Tuesdays at 7:45pm at 233 Broadway, Cambridge.

Armageddon, version 2

Nuclear fallout shelter in Kose

I remembered and dug up the source of the quote in yesterday’s
post.

It’s from Farnham’s Freehold by Robert
A. Heinlein.

The bomb has just hit, and the family in the fallout shelter
is evaluating damage. The patriarch says, ” “We seem to be
in fair shape, except for water. There are some
plastic jugs of water but we need to salvage the tank water; we may
have to drink it. With
Halazone tablets. Joe, we need utensils of any sort, and everybody
bail. Keep it as clean
as you can.” He added, “When Joe can spare you, Karen, scrounge some
breakfast. We’ve
got to eat, even if this is Armageddon.”

And the daughter replies, “And Armageddon sick of it.”

Armageddon

Armageddon (N.Roerich)

I keep thinking of a joke from some book I read as a teenager,
or maybe even before that.

There’s a minor crisis, and one character says, “This is
Armageddon,”, and another character replies, “And Armageddon tired
of it.”

I have a vague idea it might have been a Young Adult novel, or
a nursing novel or something, and the second character was the
life-of-the-party type.

Rescued the tennis court

Last Monday, the City of Cambridge issued a number of
restrictions,
including this about parks:

The City of Cambridge’s playgrounds (areas with play
structures of any kind) are closed, effective March 16, until
further notice. Parks, fields, and courts, with the exception of
playground areas, will remain open for passive use. No
congregating, group activities or game playing is allowed. Please
maintain a distance of 6 feet from other people while enjoying
these spaces.

[locked tennis court]
I was surprised the next day when I went to the park across the
street
and found that the tennis court was locked. I kept
muttering to myself about this — there is a playground in that
park. I had seen a family on Sunday where the mother was freaking
out because the 10-year-old son wanted to play on the swings
without putting his gloves on. I suspect that family will be
pretty crabby for a while whatever restrictions are or aren’t
imposed, but I could see a reason for the playground
restriction.

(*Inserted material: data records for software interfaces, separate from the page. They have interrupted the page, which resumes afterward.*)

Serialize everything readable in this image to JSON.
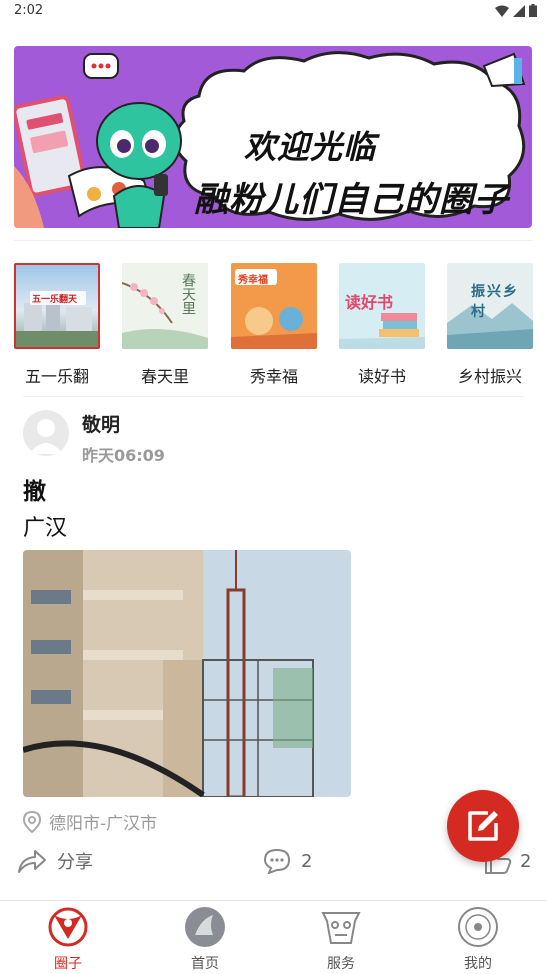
{
  "status_bar": {
    "time": "2:02"
  },
  "banner": {
    "line1": "欢迎光临",
    "line2": "融粉儿们自己的圈子"
  },
  "categories": [
    {
      "label": "五一乐翻",
      "thumb_text": "五一乐翻天"
    },
    {
      "label": "春天里",
      "thumb_text": "春天里"
    },
    {
      "label": "秀幸福",
      "thumb_text": "秀幸福"
    },
    {
      "label": "读好书",
      "thumb_text": "读好书"
    },
    {
      "label": "乡村振兴",
      "thumb_text": "振兴乡村"
    }
  ],
  "post": {
    "username": "敬明",
    "time": "昨天06:09",
    "title": "撤",
    "body": "广汉",
    "location": "德阳市-广汉市",
    "share_label": "分享",
    "comment_count": "2",
    "like_count": "2"
  },
  "tabs": [
    {
      "label": "圈子",
      "active": true
    },
    {
      "label": "首页",
      "active": false
    },
    {
      "label": "服务",
      "active": false
    },
    {
      "label": "我的",
      "active": false
    }
  ],
  "colors": {
    "accent": "#d42a22",
    "banner_bg": "#a35ad8",
    "muted": "#9a9a9a"
  }
}
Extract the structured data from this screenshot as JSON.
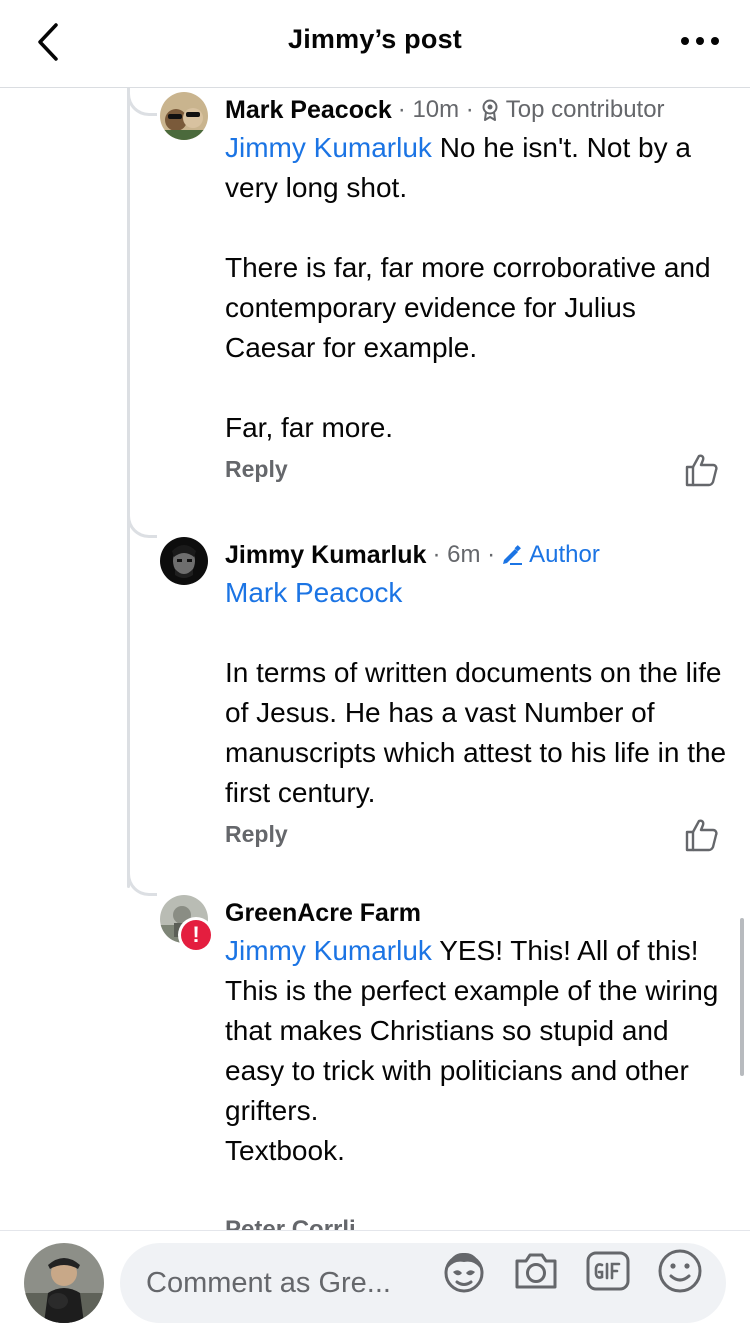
{
  "header": {
    "title": "Jimmy’s post"
  },
  "comments": [
    {
      "author": "Mark Peacock",
      "time": "· 10m ·",
      "badge": "Top contributor",
      "mention": "Jimmy Kumarluk",
      "text": " No he isn't. Not by a very long shot.\n\nThere is far, far more corroborative and contemporary evidence for Julius Caesar for example.\n\nFar, far more.",
      "reply": "Reply"
    },
    {
      "author": "Jimmy Kumarluk",
      "time": "· 6m ·",
      "badge": "Author",
      "mention": "Mark Peacock",
      "text": "\n\nIn terms of written documents on the life of Jesus. He has a vast Number of manuscripts which attest to his life in the first century.",
      "reply": "Reply"
    },
    {
      "author": "GreenAcre Farm",
      "mention": "Jimmy Kumarluk",
      "text": " YES! This! All of this!\nThis is the perfect example of the wiring that makes Christians so stupid and easy to trick with politicians and other grifters.\nTextbook.",
      "warning": "!"
    }
  ],
  "next_comment_author": "Peter Corrli",
  "composer": {
    "placeholder": "Comment as Gre...",
    "icons": [
      "avatar-sticker-icon",
      "camera-icon",
      "gif-icon",
      "emoji-icon"
    ]
  },
  "colors": {
    "link": "#1b74e4",
    "meta": "#65676b",
    "warning": "#e41e3f"
  }
}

But the tennis court doesn’t have any equipment that users
would normally touch. There is a rule in tennis that if you touch
the net, you lose the point. There are tennis nets with a crank
for adjusting the height, but this one would need a wrench.

So on Wednessday I wrote an email to the Department of Public Works:

I’m writing to protest the closing of the tennis court at Green-Rose
Park. The policy
states: Parks, fields, and courts, with the exception of playground
areas, will remain open for passive use.

I’m not sure what “passive use” means in this context, but I don’t see
that tennis players are usually in violation of current social
distancing guidelines. The net on that court is not adjustable
without bringing equipment, so I don’t see that it’s more of a public
health concern than a basketball net would be.

I think whoever locked the gates misunderstood the stated policy of
your department, and the mistake should be corrected.

Thank you for your attention to this matter,

On Friday morning, I got a reply:

The tennis courts were mistakenly locked. We will get someone out to
unlock them as soon as we can. We have limited crews available right
now, but they have been instructed to unlock when they are able to get
there.

And on Friday afternoon, there were people playing tennis.

This may not seem like much, but I felt the world was a little
bit better of a place because of something I did.